According to teacher Isheba Barker, fourth grade is when students should “leave the nest” — and it’s her job to help them fly. From the first day of school, “Ms. Barker” holds her students to a higher standard and helps them rise to the challenge of meeting it. Her friendly, straightforward style and infinite patience and energy inspire her students to want to learn. And you can see it in their excitement as they eagerly volunteer to solve a problem on the board. For Isheba, those moments when her students finally take flight is what teaching is all about.

Food makes the meal. Catie Boles makes it special.

Sushi restaurant server and new mom Catie Boles has what you might call a full plate. Serving her customers and caring for her 10-month-old baby girl keeps her running — but somehow, Catie manages to make it look easy. At work, she loves more than anything to delight her customers with the delicious food she serves. And as a long-time hospitality worker, her credo is “avoid saying ‘no’ at all costs.” A tall order? Maybe. But it’s Catie’s golden rule for always giving customers the excellent experience she believes they deserve. 

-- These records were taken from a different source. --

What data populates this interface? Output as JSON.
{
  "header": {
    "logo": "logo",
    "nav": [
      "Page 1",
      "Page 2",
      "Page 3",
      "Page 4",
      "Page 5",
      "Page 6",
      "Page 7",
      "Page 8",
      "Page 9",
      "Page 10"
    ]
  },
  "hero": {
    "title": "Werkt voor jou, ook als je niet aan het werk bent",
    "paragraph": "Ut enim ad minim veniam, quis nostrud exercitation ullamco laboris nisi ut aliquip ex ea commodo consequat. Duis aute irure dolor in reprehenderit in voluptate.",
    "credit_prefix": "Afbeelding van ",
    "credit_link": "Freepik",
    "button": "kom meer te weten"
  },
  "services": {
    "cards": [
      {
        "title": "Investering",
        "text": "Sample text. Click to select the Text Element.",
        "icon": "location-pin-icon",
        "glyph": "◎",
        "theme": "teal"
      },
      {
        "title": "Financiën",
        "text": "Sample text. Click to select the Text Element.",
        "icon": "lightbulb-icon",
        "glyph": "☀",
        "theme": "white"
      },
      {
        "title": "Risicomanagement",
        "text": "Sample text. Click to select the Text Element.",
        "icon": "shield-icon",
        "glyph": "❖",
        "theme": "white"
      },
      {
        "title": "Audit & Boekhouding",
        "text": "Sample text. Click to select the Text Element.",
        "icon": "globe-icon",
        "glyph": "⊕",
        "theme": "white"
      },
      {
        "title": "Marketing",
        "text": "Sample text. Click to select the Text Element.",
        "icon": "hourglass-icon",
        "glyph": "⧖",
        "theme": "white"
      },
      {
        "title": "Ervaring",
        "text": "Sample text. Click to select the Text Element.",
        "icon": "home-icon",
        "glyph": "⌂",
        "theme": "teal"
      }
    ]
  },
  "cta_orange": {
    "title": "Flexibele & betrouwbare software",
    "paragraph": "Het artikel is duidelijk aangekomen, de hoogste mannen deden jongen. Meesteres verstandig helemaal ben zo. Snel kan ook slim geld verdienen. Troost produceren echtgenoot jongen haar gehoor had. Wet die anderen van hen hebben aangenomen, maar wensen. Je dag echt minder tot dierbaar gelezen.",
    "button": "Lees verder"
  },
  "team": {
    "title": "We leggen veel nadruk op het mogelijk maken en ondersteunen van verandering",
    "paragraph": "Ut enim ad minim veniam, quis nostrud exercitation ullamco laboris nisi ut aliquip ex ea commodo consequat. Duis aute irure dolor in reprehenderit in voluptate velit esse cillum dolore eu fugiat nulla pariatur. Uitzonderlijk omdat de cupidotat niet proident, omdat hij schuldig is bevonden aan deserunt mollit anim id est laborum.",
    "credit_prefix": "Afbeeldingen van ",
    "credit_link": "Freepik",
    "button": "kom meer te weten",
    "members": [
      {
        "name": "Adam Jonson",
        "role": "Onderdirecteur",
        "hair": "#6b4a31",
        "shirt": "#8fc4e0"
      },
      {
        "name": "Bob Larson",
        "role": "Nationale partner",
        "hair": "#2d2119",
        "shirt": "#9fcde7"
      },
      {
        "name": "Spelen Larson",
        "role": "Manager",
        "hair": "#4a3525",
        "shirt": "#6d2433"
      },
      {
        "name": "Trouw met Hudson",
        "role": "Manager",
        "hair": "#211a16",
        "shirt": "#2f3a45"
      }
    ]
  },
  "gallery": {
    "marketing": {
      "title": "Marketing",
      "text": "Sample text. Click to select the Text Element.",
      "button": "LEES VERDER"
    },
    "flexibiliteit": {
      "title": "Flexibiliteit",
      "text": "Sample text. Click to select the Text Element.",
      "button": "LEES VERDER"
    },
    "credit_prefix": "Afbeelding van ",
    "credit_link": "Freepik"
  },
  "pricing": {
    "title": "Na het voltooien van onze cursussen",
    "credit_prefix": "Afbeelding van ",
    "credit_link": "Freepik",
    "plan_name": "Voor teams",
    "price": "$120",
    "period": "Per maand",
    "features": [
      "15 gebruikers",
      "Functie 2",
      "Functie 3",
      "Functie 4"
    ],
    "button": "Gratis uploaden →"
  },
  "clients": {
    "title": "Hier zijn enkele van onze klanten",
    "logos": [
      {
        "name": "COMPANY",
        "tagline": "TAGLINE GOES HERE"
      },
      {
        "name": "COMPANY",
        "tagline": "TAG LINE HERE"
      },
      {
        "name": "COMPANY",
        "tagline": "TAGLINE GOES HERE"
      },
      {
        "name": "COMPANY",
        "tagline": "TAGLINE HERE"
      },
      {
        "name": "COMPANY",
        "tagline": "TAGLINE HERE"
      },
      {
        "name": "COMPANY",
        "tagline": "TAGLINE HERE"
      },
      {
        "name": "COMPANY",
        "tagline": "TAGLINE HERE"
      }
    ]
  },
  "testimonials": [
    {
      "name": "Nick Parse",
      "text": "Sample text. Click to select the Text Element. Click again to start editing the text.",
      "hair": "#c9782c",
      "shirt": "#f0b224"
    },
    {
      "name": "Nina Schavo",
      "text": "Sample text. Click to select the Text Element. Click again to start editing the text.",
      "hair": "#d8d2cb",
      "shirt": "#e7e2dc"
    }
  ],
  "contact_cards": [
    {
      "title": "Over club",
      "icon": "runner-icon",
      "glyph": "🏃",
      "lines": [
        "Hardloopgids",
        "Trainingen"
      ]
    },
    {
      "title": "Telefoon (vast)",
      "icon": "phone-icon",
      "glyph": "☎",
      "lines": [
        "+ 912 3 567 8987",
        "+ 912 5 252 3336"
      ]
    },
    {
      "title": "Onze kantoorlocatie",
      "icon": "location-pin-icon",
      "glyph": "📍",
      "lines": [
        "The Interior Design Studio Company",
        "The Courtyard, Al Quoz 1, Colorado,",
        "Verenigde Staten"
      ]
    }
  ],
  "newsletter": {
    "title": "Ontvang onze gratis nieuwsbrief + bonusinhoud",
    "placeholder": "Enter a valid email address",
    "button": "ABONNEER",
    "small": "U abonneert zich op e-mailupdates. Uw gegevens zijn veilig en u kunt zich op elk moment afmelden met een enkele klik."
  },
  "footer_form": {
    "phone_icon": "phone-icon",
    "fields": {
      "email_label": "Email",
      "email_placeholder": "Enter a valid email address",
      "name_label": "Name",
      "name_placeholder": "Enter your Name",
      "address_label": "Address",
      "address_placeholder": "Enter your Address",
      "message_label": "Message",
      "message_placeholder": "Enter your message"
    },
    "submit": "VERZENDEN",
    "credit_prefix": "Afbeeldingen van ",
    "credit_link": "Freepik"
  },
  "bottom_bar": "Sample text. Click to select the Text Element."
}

Nicco Annan: Star of the night shift

“When I’m nice to a person, it warms them up.” This is the work philosophy of Nicco Annan, hotel front desk agent and night auditor. Travel can be exhausting, but Nicco’s guests can always depend on him to take care of them when they arrive. From exchanging a guestroom because of undesirable Feng Shui to simply sharing a laugh with a lone business traveler, Nicco reads his guests and adapts his approach to give each person exactly what he or she needs. All with a warm smile, unfailing courtesy … and all in the middle of the night. 

Beth O’Connor: Merry and bright

Brightening the lives of others is a natural for Beth, both at home and on the job. Over her nearly three decades as a union electrician, keeping the power flowing has taken her everywhere from 420 feet underground to 70 feet in the air. A bright point in Beth’s job is working on the team lighting up the Boston Common for the annual holiday tree lighting — and the thrill of seeing them all come on at once. And her next project? Lighting up the lives of her three daughters this holiday season.

Leonel Medina: From new roots to rich harvest

From a small Guatemalan village where he labored in the fields beside his father, Leonel came to America at 17 to help give his parents a better life. After years of hard work, he married and had a family of his own ― and worked even harder to give them the opportunities he’d never had. When Leonel started at Russo’s Market in 1993, he immediately felt at home among the fresh produce and family-business atmosphere. He has thrived there. And his “American Dream”? It came true the day his eldest son went off to college. 

For Vanessa Barrett, today is not a drill

As an ER/trauma nurse for a Level III trauma center at a busy city hospital, Vanessa witnesses more human endurance and strength in one day than many of us will in a lifetime. From serious accidents, to massive heart attacks, critical injuries and some remarkable recoveries, what sees Vanessa through every unpredictable shift is her steadfast dedication, years of training, and ability to calmly deal with whatever comes through the doors. “As long as you’re caring for a patient there’s hope,” she says, “and as long as there’s hope, you just keep going.”

Where there's smoke — there's Chris Merrick

Chris has been a firefighter for 34 years. He and his crew share that deep, rare bond that comes from knowing you’ll always have each other’s backs, no matter what. As a fire lieutenant, Chris would tell you it’s his job to make sure his crew gets home to their families at the end of the shift. But for him, it’s also about duty. It’s about serving and having the courage to act in life-threatening situations. And it’s about protecting people ― even if that means just holding somebody’s hand.